[Dataset excerpts]
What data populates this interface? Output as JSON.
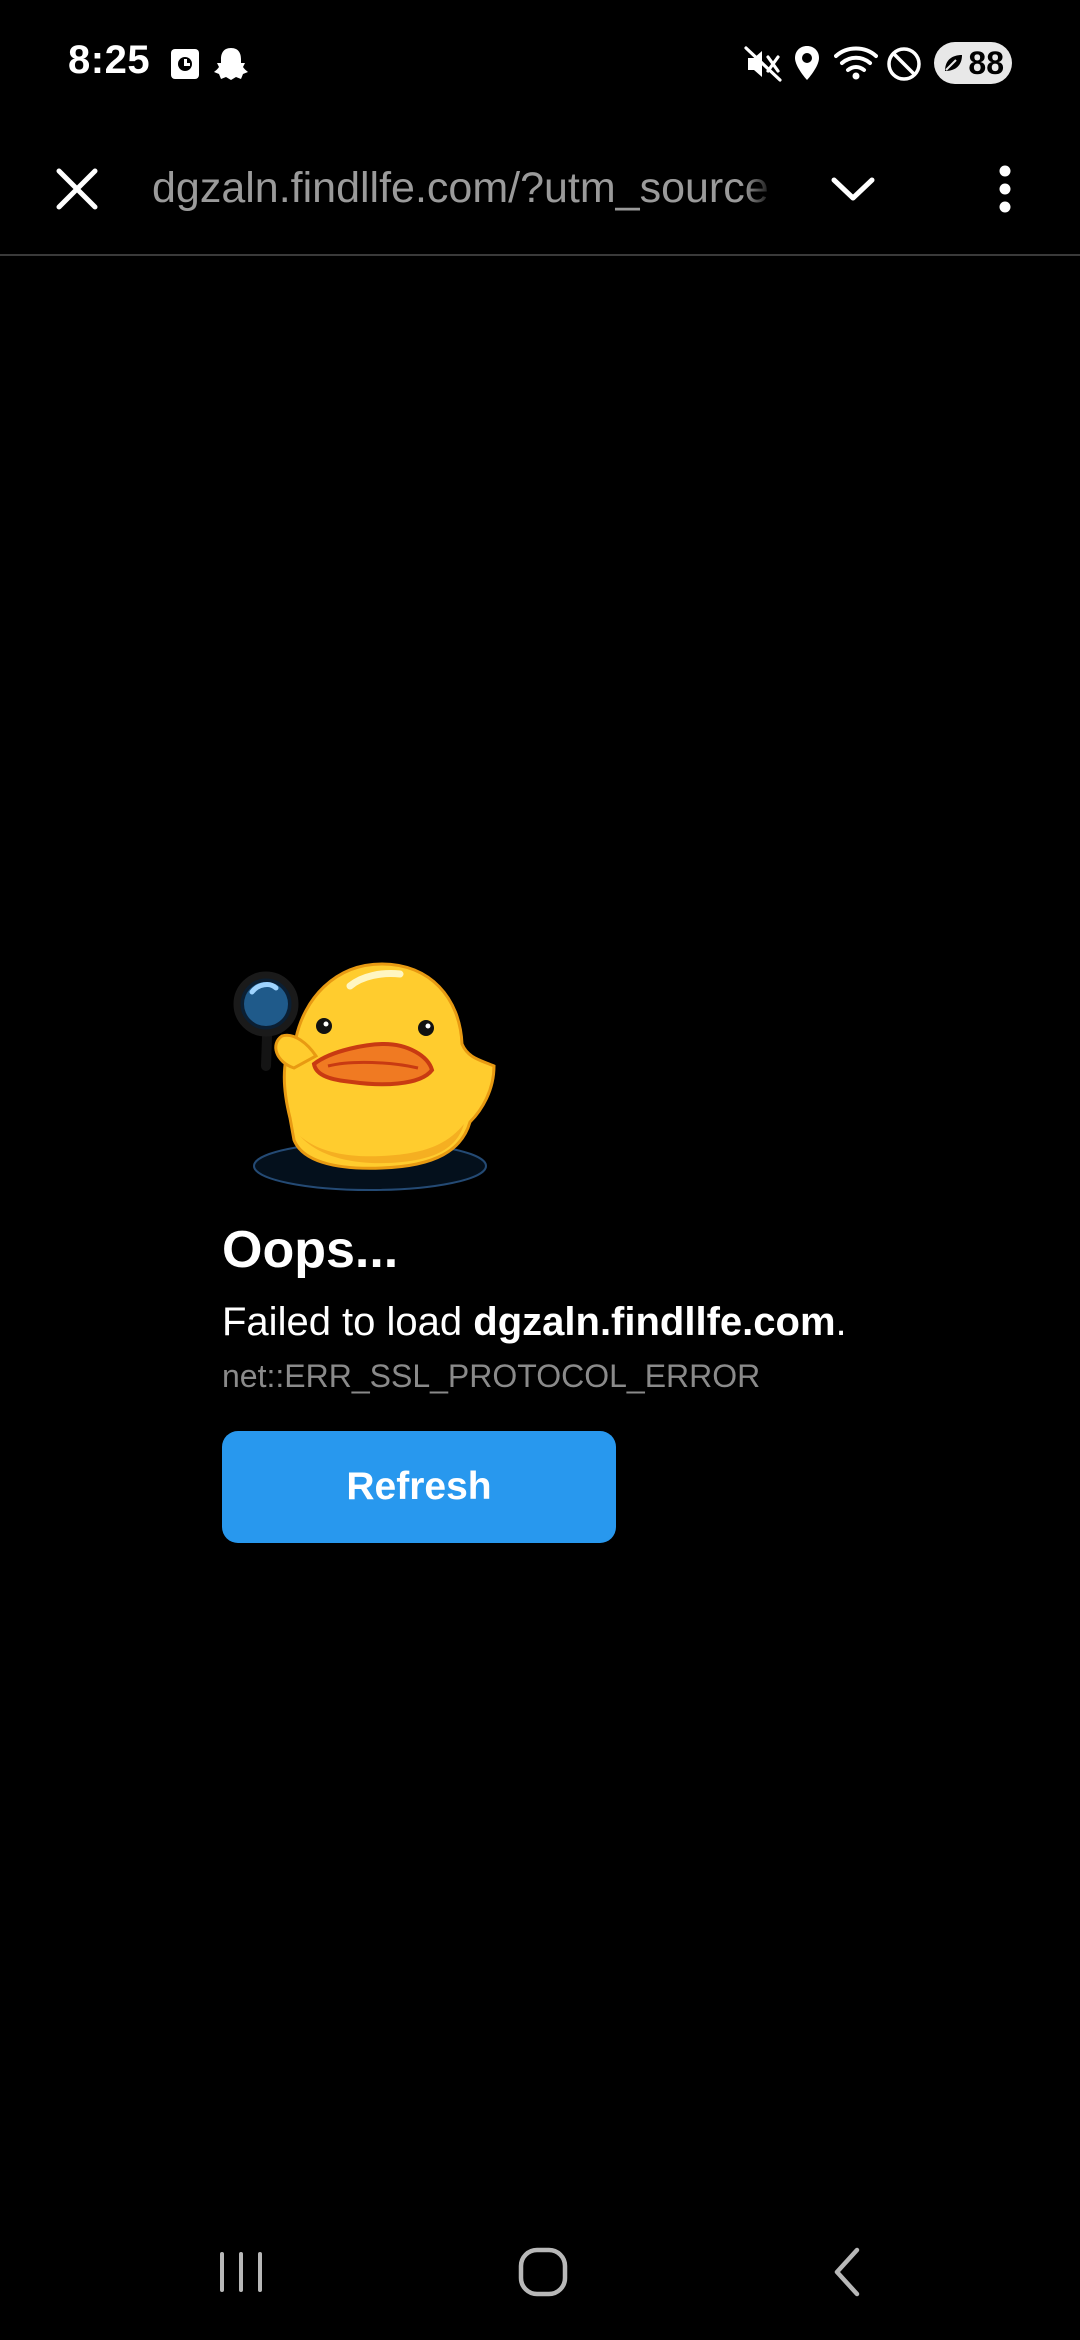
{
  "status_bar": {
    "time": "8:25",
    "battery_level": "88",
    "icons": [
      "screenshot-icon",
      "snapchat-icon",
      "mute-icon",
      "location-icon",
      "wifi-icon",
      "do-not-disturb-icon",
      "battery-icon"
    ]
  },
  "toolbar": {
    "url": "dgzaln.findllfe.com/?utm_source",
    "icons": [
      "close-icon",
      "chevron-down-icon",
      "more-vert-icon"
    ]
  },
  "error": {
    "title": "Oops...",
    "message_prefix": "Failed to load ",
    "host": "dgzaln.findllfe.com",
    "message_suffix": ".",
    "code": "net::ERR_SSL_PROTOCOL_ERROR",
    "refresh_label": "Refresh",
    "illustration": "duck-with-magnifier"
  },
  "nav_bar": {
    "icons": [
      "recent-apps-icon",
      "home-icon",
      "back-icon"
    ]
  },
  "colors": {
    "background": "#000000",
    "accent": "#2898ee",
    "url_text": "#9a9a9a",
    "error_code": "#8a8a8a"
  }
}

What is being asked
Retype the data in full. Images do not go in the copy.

Solution to the problem
What data populates this interface? Output as JSON.
{
  "status_bar": {
    "time": "8:25",
    "battery_level": "88",
    "icons": [
      "screenshot-icon",
      "snapchat-icon",
      "mute-icon",
      "location-icon",
      "wifi-icon",
      "do-not-disturb-icon",
      "battery-icon"
    ]
  },
  "toolbar": {
    "url": "dgzaln.findllfe.com/?utm_source",
    "icons": [
      "close-icon",
      "chevron-down-icon",
      "more-vert-icon"
    ]
  },
  "error": {
    "title": "Oops...",
    "message_prefix": "Failed to load ",
    "host": "dgzaln.findllfe.com",
    "message_suffix": ".",
    "code": "net::ERR_SSL_PROTOCOL_ERROR",
    "refresh_label": "Refresh",
    "illustration": "duck-with-magnifier"
  },
  "nav_bar": {
    "icons": [
      "recent-apps-icon",
      "home-icon",
      "back-icon"
    ]
  },
  "colors": {
    "background": "#000000",
    "accent": "#2898ee",
    "url_text": "#9a9a9a",
    "error_code": "#8a8a8a"
  }
}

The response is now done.